US Prosecutors Expand Probe into Global Sports Corruption
U.S. federal lawyers have issued grand jury subpoenas to request evidence for their wide ranging probe into global sports corruption with people expected to appear in court as early as this week, The New York Times reported on Wednesday.
The Justice Department is looking at possible racketeering, money laundering and fraud charges linked to two track and field world championship events and the business executives who lobbied for various other sporting events, according to the subpoena seen by The New York Times.
Those asked to provide information, including personal and corporate bank records, were expected to appear in federal court in Brooklyn this week.
Prosecutors are scrutinizing a number of sports marketing companies including, according to the subpoena, Helios Partner – a firm that successfully lobbied global sports officials to award the 2014 Winter Olympics and the upcoming 2018 World Cup to Russia.

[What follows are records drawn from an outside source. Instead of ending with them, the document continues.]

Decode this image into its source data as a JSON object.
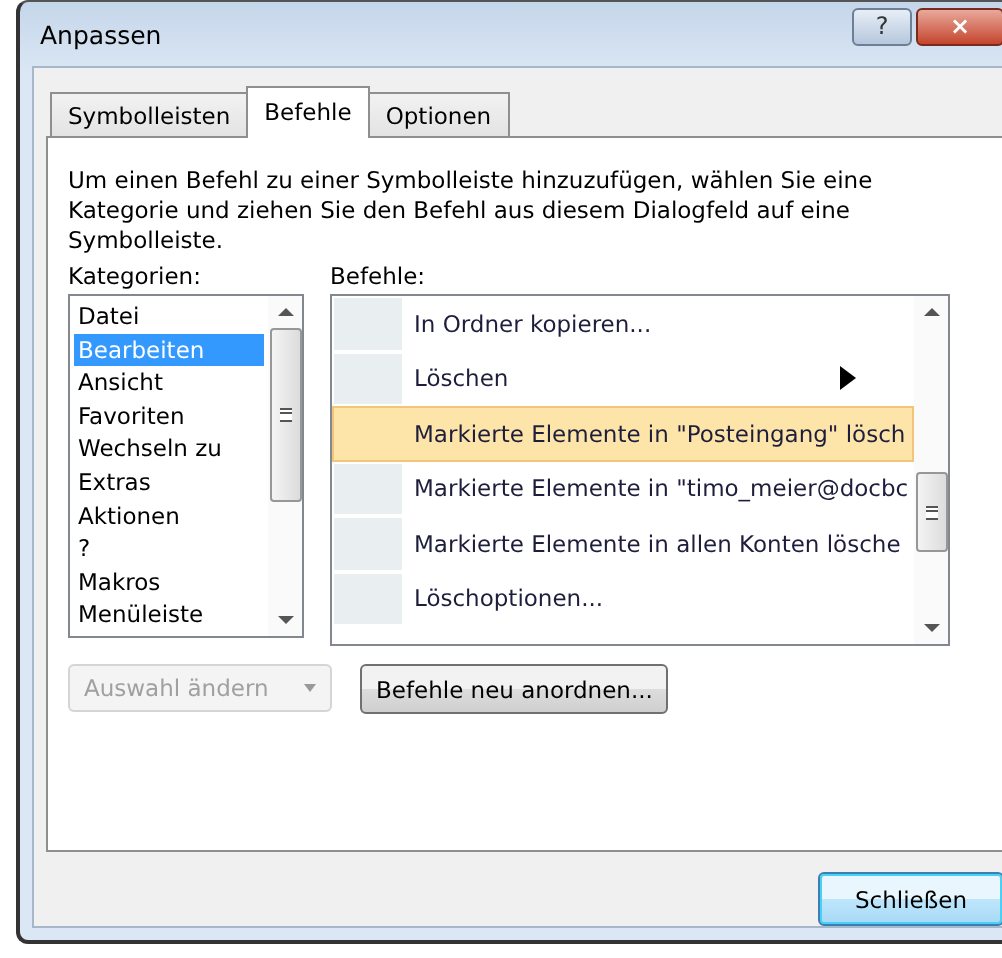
{
  "window": {
    "title": "Anpassen",
    "buttons": [
      "?",
      "×"
    ]
  },
  "tabs": [
    {
      "label": "Symbolleisten",
      "selected": false
    },
    {
      "label": "Befehle",
      "selected": true
    },
    {
      "label": "Optionen",
      "selected": false
    }
  ],
  "description": "Um einen Befehl zu einer Symbolleiste hinzuzufügen, wählen Sie eine Kategorie und ziehen Sie den Befehl aus diesem Dialogfeld auf eine Symbolleiste.",
  "categories": {
    "label": "Kategorien:",
    "items": [
      {
        "label": "Datei",
        "selected": false
      },
      {
        "label": "Bearbeiten",
        "selected": true
      },
      {
        "label": "Ansicht",
        "selected": false
      },
      {
        "label": "Favoriten",
        "selected": false
      },
      {
        "label": "Wechseln zu",
        "selected": false
      },
      {
        "label": "Extras",
        "selected": false
      },
      {
        "label": "Aktionen",
        "selected": false
      },
      {
        "label": "?",
        "selected": false
      },
      {
        "label": "Makros",
        "selected": false
      },
      {
        "label": "Menüleiste",
        "selected": false
      }
    ]
  },
  "commands": {
    "label": "Befehle:",
    "items": [
      {
        "label": "In Ordner kopieren...",
        "kind": "plain",
        "selected": false
      },
      {
        "label": "Löschen",
        "kind": "submenu",
        "selected": false
      },
      {
        "label": "Markierte Elemente in \"Posteingang\" lösch",
        "kind": "plain",
        "selected": true
      },
      {
        "label": "Markierte Elemente in \"timo_meier@docbc",
        "kind": "plain",
        "selected": false
      },
      {
        "label": "Markierte Elemente in allen Konten lösche",
        "kind": "plain",
        "selected": false
      },
      {
        "label": "Löschoptionen...",
        "kind": "plain",
        "selected": false
      }
    ]
  },
  "modify_selection": {
    "label": "Auswahl ändern",
    "disabled": true
  },
  "rearrange_button": "Befehle neu anordnen...",
  "close_button": "Schließen"
}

The U.S. Attorney’s Office for the Eastern District of New York in Brooklyn has recently investigated organisations including FIFA, the world governing body for soccer, the international and U.S. Olympics organizations, as well as systematic doping in Russia.
The subpoena, a legally binding request for evidence, is just one of many delivered in January that requested testimony, financial records and solicited documents from 2013 until now.
The U.S. has since then won the right to host the 2021 track and field world championships in Eugene, Oregon.
The subpoena explicitly referred to the International Association of Athletics Federations (IAAF), the world governing body for track and field, that also awarded the sport’s 2019 world championships to Doha, Qatar
However, it did not mention Los Angeles’ successful Olympic bid for 2028, according to the Times.
The F.B.I. and the I.R.S. began separate investigations into Eugene’s selection in June, the BBC reported.